With the Citizens United ruling one year ago, Chief Justice Roberts and the Koch Brothers’ allies on the Supreme Court made an already lousy US campaign finance system much worse. In the 2010 midterms, we saw the floodgates open to unlimited corporate funding of candidates, and the facts on issues—as well as the voices of ordinary Americans—were often drowned out by record-breaking covert and corporate money. Bill Moyers got it right when he said this Big special interest money “is a dagger directed at the heart of our democracy.”
Now we’re seeing conservatives use the Supremes’ decision to challenge strong public campaign financing laws in Arizona and Connecticut. Also, the wholesale changes in governorships and legislatures may well bring attacks on good clean election laws in North Carolina, Maine, Wisconsin and New Mexico.
“Between the conservative legal attack and the forces of big money attack, there are a lot of defensive battles going on,” said Nicholas Nyhart, president and CEO of Public Campaign.
This dramatic assault on American democracy makes the positive signals on campaign finance reform coming out of New York State all the more striking. In his State of the State address, newly elected Governor Andrew Cuomo said plainly, “We need public financing of campaigns. We must once again become the progressive capitol of the nation.” The Governor also included public finance as part of an “ethics package” in the official agenda his Administration is pursuing.
For Governor Cuomo, this is a moment when he can clearly establish his reform credentials with activists and elected officials nationwide.
“It’s very significant that Governor Cuomo has laid this out,” said Nyhart. “Because it’s a direction he’s been supportive of and the question was—once he was no longer a candidate—would he still be supporting it as Governor? Also, when it’s clear that this is something on the Governor’s agenda, it makes it much easier to get people engaged and build a formidable campaign.”

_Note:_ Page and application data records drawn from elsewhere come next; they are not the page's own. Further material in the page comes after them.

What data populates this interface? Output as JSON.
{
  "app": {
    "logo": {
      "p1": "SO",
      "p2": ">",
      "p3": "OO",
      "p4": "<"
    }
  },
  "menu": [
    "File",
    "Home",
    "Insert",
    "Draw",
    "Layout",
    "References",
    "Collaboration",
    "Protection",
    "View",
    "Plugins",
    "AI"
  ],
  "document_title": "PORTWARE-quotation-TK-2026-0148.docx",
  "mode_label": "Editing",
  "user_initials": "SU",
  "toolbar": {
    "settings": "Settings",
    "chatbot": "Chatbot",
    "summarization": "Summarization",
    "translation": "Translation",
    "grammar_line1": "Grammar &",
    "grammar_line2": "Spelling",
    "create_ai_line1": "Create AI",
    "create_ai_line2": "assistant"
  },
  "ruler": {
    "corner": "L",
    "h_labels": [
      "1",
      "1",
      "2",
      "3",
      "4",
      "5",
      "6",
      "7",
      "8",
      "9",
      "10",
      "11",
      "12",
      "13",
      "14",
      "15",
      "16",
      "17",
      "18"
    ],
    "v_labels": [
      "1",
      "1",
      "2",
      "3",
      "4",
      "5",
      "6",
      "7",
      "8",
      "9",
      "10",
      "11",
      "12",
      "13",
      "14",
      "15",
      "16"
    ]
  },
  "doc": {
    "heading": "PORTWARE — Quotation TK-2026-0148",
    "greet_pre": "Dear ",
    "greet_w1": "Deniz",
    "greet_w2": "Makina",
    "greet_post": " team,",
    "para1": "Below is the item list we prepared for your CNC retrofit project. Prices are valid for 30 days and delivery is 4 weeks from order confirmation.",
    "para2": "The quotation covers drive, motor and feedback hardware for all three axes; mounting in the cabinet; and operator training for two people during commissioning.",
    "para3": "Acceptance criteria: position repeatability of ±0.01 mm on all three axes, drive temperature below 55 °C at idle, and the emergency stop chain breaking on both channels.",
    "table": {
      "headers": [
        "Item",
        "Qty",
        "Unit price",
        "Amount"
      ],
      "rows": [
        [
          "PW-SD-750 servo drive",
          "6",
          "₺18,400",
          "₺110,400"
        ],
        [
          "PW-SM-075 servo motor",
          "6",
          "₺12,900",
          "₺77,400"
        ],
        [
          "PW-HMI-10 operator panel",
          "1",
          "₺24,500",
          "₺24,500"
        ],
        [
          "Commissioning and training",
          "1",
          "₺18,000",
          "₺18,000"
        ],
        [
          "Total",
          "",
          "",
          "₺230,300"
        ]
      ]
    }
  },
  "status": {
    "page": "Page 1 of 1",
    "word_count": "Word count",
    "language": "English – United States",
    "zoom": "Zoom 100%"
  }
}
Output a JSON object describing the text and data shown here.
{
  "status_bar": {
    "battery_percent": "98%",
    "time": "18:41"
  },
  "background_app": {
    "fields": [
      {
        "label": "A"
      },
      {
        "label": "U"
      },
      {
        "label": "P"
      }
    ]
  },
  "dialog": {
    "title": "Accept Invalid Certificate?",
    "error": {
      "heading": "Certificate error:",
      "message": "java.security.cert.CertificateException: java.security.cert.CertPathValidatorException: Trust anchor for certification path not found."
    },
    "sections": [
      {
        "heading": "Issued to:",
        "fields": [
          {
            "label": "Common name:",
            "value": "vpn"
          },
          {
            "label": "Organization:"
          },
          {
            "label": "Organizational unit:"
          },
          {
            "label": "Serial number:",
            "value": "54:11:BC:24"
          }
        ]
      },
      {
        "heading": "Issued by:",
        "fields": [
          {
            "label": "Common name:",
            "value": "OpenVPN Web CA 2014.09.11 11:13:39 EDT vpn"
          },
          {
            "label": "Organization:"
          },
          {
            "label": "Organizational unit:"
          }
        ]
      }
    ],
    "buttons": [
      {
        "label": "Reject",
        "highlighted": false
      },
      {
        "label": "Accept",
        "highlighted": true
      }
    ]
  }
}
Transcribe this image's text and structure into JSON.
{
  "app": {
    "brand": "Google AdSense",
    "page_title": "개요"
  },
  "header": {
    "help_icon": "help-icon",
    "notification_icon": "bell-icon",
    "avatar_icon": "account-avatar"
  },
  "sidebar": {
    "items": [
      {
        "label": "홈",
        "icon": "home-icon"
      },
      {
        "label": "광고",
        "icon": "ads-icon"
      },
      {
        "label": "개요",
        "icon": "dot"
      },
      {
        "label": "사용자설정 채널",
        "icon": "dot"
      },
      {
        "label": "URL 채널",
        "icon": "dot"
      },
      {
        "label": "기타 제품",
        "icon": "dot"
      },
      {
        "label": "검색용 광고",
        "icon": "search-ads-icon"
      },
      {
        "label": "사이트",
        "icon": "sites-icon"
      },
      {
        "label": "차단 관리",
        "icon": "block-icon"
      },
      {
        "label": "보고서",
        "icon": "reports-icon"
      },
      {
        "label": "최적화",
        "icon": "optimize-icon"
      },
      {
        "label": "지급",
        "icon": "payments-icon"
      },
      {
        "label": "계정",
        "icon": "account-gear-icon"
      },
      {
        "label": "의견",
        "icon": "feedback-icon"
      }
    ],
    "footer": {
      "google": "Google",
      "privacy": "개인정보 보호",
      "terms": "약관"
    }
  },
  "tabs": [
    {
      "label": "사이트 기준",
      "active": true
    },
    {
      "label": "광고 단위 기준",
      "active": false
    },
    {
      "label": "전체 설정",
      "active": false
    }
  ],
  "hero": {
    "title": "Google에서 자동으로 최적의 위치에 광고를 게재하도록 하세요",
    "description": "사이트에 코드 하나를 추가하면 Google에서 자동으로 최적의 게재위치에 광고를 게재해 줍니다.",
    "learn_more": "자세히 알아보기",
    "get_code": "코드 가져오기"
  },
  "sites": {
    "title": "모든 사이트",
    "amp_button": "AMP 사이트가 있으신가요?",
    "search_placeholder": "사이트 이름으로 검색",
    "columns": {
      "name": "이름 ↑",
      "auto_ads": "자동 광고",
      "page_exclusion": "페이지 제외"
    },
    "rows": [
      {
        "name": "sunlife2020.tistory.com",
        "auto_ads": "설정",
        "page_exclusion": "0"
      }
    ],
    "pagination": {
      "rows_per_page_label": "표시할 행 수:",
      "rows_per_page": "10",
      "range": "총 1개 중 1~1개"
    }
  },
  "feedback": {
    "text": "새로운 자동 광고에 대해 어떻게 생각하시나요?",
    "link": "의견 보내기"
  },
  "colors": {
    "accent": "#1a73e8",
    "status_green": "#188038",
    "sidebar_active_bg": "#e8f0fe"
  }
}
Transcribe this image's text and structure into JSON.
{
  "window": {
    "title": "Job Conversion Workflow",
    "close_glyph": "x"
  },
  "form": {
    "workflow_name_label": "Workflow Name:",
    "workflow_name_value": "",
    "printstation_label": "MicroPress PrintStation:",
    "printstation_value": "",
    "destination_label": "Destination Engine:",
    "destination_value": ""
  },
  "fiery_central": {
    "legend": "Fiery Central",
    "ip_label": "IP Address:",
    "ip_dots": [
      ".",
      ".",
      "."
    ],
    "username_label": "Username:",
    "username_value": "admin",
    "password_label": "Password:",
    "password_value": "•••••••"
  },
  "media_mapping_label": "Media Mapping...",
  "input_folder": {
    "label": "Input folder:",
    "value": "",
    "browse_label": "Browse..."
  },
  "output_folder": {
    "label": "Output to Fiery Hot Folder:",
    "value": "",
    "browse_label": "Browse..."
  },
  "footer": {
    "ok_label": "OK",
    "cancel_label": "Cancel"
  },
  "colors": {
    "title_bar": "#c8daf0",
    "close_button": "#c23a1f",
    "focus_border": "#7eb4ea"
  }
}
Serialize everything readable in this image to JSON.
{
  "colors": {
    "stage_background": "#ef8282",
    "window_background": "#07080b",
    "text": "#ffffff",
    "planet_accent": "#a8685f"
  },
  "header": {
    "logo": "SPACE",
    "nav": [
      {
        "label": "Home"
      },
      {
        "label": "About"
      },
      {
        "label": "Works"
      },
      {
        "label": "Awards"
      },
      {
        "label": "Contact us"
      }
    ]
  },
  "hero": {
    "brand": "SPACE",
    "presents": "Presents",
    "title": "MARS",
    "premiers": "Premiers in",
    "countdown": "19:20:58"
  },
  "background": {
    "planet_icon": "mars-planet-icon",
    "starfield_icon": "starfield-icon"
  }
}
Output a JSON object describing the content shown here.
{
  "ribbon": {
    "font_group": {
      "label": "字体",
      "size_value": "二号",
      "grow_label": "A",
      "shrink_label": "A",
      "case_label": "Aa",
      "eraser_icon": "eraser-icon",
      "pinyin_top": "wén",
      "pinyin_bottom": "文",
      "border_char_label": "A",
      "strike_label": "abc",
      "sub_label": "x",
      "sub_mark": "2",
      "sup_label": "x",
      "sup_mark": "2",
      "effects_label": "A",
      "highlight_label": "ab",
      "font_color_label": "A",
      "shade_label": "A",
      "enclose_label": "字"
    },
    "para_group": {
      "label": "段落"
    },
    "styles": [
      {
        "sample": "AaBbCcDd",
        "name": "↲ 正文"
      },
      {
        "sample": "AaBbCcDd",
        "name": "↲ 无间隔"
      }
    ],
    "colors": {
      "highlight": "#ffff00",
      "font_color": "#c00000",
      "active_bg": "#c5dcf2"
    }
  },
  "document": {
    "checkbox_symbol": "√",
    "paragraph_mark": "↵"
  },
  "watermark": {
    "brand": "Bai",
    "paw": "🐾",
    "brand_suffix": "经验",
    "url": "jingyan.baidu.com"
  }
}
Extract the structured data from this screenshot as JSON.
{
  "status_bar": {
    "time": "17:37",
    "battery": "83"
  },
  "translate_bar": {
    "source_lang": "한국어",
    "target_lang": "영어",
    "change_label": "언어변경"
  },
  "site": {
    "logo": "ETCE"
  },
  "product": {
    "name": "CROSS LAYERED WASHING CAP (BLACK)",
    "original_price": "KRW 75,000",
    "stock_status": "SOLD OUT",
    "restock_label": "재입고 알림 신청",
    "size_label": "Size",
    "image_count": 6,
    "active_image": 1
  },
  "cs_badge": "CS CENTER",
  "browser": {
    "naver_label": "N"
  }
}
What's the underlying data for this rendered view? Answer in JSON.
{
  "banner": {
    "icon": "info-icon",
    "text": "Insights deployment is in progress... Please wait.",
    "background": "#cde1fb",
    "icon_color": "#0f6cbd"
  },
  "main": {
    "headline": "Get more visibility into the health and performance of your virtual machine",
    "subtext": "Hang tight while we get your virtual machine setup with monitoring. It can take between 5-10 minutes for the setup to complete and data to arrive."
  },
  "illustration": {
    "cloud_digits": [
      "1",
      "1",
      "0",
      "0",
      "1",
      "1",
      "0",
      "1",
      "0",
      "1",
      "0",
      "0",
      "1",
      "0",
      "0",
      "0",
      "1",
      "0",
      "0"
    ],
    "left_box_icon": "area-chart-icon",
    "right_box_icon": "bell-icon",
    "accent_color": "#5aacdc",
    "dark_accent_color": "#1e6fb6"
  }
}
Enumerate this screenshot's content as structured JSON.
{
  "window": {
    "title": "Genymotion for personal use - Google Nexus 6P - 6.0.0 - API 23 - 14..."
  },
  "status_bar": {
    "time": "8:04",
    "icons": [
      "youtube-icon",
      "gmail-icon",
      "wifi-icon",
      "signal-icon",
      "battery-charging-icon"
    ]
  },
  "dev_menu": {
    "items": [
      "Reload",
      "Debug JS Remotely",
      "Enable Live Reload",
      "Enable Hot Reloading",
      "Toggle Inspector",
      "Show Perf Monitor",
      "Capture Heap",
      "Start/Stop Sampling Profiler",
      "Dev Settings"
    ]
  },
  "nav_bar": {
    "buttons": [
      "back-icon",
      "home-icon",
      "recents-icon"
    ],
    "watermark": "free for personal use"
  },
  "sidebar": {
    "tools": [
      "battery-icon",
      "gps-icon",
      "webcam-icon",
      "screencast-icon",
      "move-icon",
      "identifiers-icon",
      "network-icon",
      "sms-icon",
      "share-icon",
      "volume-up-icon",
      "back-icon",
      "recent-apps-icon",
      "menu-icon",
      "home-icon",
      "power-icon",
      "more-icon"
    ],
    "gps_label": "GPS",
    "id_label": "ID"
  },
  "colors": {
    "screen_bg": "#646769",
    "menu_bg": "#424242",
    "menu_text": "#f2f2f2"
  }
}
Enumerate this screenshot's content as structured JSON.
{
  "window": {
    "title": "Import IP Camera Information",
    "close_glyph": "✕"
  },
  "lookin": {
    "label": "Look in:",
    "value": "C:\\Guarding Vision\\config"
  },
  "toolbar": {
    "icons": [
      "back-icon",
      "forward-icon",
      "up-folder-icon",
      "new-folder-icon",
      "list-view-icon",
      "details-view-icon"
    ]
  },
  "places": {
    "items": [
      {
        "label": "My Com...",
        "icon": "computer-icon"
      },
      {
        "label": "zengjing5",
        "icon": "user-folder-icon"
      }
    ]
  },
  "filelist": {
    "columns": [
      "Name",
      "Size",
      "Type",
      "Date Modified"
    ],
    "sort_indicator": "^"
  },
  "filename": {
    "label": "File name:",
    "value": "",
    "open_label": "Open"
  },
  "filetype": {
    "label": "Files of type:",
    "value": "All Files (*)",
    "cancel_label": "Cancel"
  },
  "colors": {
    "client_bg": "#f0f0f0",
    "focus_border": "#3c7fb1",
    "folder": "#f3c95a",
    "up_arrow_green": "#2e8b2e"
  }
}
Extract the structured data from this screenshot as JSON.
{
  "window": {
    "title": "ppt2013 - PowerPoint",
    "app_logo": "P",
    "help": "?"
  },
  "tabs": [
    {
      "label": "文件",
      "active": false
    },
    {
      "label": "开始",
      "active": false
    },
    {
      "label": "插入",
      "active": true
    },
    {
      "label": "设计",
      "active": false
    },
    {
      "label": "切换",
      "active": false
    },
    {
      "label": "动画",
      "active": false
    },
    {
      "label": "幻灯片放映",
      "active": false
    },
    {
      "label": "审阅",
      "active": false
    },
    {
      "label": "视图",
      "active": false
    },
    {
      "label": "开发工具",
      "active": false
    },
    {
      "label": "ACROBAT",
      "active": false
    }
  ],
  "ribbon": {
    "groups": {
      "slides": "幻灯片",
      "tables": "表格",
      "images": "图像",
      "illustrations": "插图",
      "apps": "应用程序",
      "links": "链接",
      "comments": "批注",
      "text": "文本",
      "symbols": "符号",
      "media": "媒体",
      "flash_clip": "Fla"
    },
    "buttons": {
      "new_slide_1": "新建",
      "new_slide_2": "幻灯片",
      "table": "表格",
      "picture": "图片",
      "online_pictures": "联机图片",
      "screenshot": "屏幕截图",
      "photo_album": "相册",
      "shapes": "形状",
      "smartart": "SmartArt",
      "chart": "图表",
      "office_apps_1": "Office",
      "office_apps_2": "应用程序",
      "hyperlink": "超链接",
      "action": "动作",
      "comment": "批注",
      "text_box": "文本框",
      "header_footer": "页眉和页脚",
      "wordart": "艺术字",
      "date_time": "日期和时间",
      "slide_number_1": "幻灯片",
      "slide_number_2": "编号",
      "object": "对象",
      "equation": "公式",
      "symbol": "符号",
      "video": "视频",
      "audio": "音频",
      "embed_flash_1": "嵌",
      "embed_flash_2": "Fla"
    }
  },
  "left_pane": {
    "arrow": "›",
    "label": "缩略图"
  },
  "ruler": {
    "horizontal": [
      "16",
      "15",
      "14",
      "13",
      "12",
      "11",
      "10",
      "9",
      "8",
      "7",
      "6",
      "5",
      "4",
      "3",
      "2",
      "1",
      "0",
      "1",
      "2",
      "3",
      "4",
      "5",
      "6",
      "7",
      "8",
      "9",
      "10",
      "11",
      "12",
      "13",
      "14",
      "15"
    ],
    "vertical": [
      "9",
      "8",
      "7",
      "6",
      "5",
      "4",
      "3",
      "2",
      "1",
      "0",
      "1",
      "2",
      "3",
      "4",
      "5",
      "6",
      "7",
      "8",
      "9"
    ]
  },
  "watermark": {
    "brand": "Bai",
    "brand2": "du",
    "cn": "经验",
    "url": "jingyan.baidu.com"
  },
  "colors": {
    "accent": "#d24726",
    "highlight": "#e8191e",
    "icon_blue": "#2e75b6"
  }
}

Marc Caplan, program officer of the Piper Fund—the primary funder of state-level campaign finance reform work in the country—agreed. “This is a tremendous opportunity,” he said. “New York by far would be the biggest plum to date of any state that’s enacted public financing and would be a great boost in states around the country and nationally.”